Yes, James, absolutely spot on.Delete
Ana this is the worst kind of tokenism. Create an anachronistic, racially patronising version of the past and shut the bastards up, those are not my words but an accurate representation of the sub-species' motives, those who are responsible for turning history into a theme park.ReplyDelete
You know, Richard, in some ways it's worse than the past abuses of language and historical truth, the kind of thing Orwell alighted on as the greatest danger to the future. His dystopia was backed up by violence. In our dystopia inconvenient truths are simply drowned in a lying and soapy 'consensus.'Delete
We live in a world constructed by white, Christian, democratic capitalists. Black people have contributed little or nothing to the creation of this world. Left wingers have contributed little or nothing. Islam likewise. This is why they are natural allies and why they have to construct their own fairy stories.ReplyDelete
Ah, Michael, we are being overwhelmed with fairy tales of one kind or another.Delete
If you want an example of government manipulation of national identity tryReplyDelete
English Icons – an exercise in Anglophobic NuLabour propaganda
Posted on November 21, 2010
Late in 2005 a body called Icons Online launched a website English Icons (www.icons.org.uk -the website is still up but is no longer being actively managed). The organisation was the creation of the Department of Culture Media and Sport (DCMS). It claimed to be entirely independent despite being funded by the DCMS (to the tune of £1m according to the Daily Telegraph 28 4 2006). The minister with direct responsibility for Icons Online was the black London MP David Lammy, while cabinet minister Tessa Jowell had indirect responsibility as minister for the DCMS.
The ostensible purpose of Icons Online was to provide the English with a sense of nation by celebrating English accomplishments, inventions, events and such forth. The public would nominate and vote on such things and that a number of these nominations would be selected to be official English Icons.
This was an official projection of the liberal propaganda myth that the English have no sense of nation and the Icons’ website unashamedly made this intent clear:” Some people argue that there is no such thing as a shared English culture. They say all those invasions by the Normans and Romans simply left us with a ‘hotch potch’ of other people’s cultures. Paradoxically, this melting pot is what makes England unique.
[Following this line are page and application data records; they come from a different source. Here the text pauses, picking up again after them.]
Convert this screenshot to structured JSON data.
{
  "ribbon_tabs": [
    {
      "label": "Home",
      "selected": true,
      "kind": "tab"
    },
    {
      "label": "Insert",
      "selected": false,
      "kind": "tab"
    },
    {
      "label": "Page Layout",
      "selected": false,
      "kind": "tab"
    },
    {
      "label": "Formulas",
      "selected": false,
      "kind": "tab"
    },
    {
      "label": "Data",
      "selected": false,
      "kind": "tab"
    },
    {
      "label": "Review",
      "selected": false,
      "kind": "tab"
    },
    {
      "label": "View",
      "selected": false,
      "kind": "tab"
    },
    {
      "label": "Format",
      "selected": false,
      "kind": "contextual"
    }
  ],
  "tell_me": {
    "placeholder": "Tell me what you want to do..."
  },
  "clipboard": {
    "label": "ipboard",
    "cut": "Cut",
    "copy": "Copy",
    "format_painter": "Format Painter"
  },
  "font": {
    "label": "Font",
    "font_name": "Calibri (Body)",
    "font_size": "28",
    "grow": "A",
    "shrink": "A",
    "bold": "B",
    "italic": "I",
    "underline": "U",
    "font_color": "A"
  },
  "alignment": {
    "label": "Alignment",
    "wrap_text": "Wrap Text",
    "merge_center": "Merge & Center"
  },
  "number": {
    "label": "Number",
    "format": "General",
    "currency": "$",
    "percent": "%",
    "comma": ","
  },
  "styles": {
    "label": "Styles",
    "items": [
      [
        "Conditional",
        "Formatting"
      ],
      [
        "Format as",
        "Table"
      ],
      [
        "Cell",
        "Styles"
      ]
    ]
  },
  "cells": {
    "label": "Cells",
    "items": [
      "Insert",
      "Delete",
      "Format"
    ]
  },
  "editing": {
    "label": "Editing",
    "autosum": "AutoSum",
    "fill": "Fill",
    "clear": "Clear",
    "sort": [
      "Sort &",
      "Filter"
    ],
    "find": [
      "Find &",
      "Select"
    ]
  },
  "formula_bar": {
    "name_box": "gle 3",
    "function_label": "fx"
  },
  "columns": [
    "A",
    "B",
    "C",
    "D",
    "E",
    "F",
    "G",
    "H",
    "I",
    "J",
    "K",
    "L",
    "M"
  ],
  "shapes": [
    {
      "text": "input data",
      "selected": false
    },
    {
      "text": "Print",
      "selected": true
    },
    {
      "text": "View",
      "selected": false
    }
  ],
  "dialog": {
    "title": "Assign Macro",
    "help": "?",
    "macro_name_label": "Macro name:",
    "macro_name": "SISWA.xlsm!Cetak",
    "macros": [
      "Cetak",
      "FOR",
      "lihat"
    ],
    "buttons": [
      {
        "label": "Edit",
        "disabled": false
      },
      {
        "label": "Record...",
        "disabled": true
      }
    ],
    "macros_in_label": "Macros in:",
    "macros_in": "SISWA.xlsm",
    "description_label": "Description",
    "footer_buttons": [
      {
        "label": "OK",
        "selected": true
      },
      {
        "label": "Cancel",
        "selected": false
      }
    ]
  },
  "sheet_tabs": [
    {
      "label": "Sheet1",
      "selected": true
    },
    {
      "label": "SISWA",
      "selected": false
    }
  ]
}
And today’s multicultural communities make this mix even more vibrant and interesting.”
The covert reason Icons Online was created is simple; NuLabour were only too well aware that the English have an immense sense of nation and were growing increasingly restive about their deliberate marginalisation by the British political elite, who besides regularly insulting the English, siphon off vast amounts of English money to give to the Celtic Fringe whilst denying the English any national political voice in an English Parliament having given such a voice to the other parts of the UK.
The Blair Government was trying control this growing English unrest by creating a soviet-style propaganda unit whose ostensible purpose was to give voice to the wishes of the people, but whose real purpose was to produce a preordained propaganda scenario. The preordained propaganda scenario in this instance was to portray England and the English as a happy-clappy multicultural heaven. This intention was signalled not only in the passage from their website quoted above, but also by the choice of The Windrush as one of the original panel chosen Icons. Further evidence comes from the official minutes of the Icons advisory board (available on the ICONS website). The minutes for 13 10 2005 stated:
Read more at http://englandcalling.wordpress.com/2010/11/21/english-icons-an-exercise-in-anglophobic-nulabour-propaganda/
Very good indeed, RH. Thanks for drawing my attention to this, something that clearly escaped me at the time. I'm going to pop over to your site.Delete